Cardi B and Her Photographer Sued for Copying Artist’s Marge Simpson Piece
Rapper Cardi B is being sued for posting a Marge Simpson photograph that allegedly copies another artist’s work.
On October 31, Cardi B posted a series of images on Instagram taken by photographer Jora Frantzis in which she dressed up as the cartoon character Marge Simpson for Halloween.
Artist aleXsandro Palombo is claiming that one of Cardi B’s photographs is directly lifted from a piece in his artwork series, Marge Simpson Style Icon that he designed in 2013.
Palombo’s collection of images, which were first published in Vogue in 2013, showed the Simpsons character posing in a series of classic outfits.
@iamcardib rebuild aleXsandro Palombo's iconic pop artwork "Marge Simpson Style Icon in Thierry Mugler" by aleXsandro Palombo in 2013#halloween #cardib #popart pic.twitter.com/kPJMIUrvp5
— aleXsandro Palombo (@PalomboArtist) November 1, 2022
In the photograph posted on Instagram, Palombo says that Cardi B is copying her image of Marge Simpson in a 1995 Thierry Mugler dress.
Palombo also claims that the rapper and her photographer, Frantzis shared his picture on social media without credit.
Palombo shared a post on Instagram in which he spoke out against the rapper’s photograph.
The artist writes: “Dear Mrs Cardi B, based on your reasoning, shall everyone illegally download your music?”
In a statement to Newsweek, Palombo’s lawyer, Claudio Volpi of Barberi & Volpi, says that the artist is taking legal action against the American pop star and her “closest collaborators” for unauthorized use of the artwork.

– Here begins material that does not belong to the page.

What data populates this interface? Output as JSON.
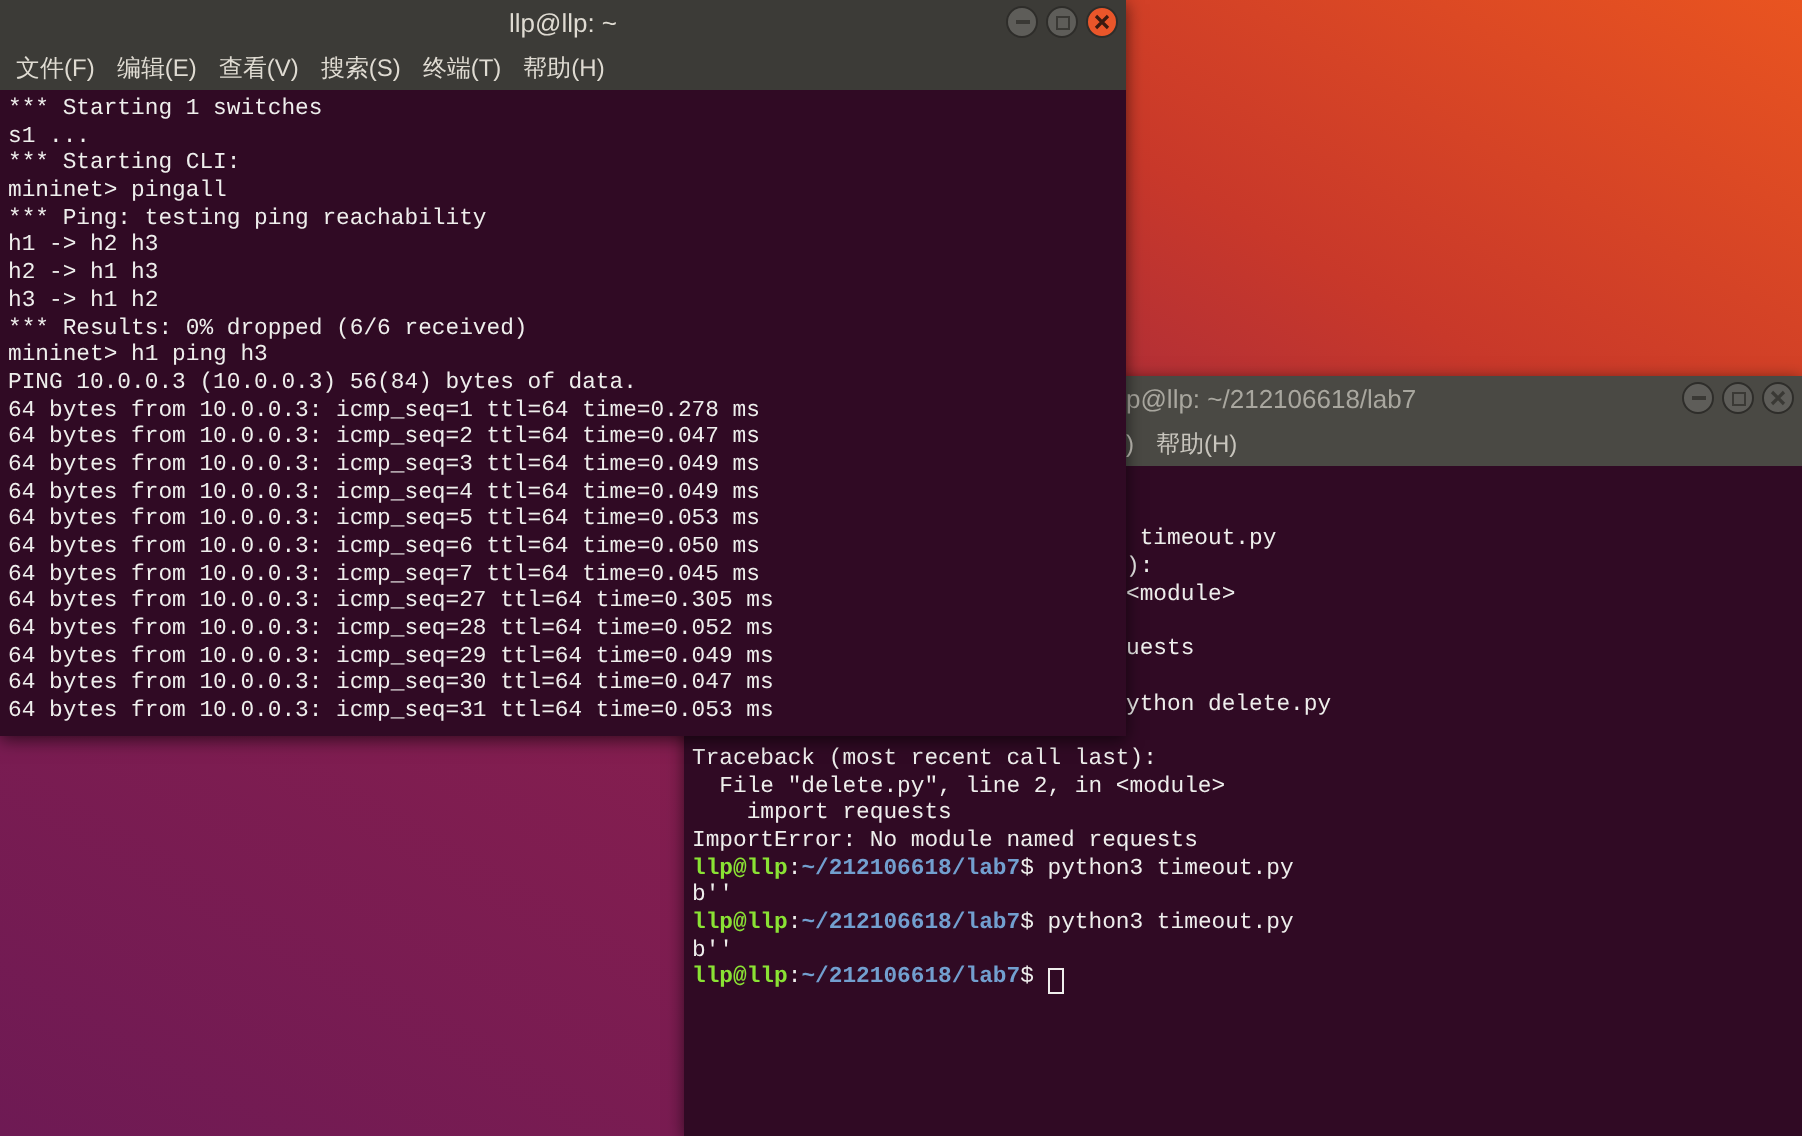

“Cardi B has illegitimately appropriated the work of aleXsandro Palombo for mere business purposes in defiance of the most elementary rules on copyright and Instagram policies, with the consequent serious risks, both of compensation and of discredit for her public image,” Volpi says.
In a separate statement, Palombo tells Newsweek: “Cardi B and her collaborators have used my artwork without any authorization, debasing its original meaning and only to amplify their image with a clear commercial purpose that has nothing to do with that path of social awareness that has always characterized my works.”
Earlier this year, PetaPixel reported on a plagiarism debate that ensued online after an artist was accused of copying the work of a photographer in a painting that was on display at Guggenheim Museum Bilbao.
Image credits: Header photo by Jora Frantzis/Cardi B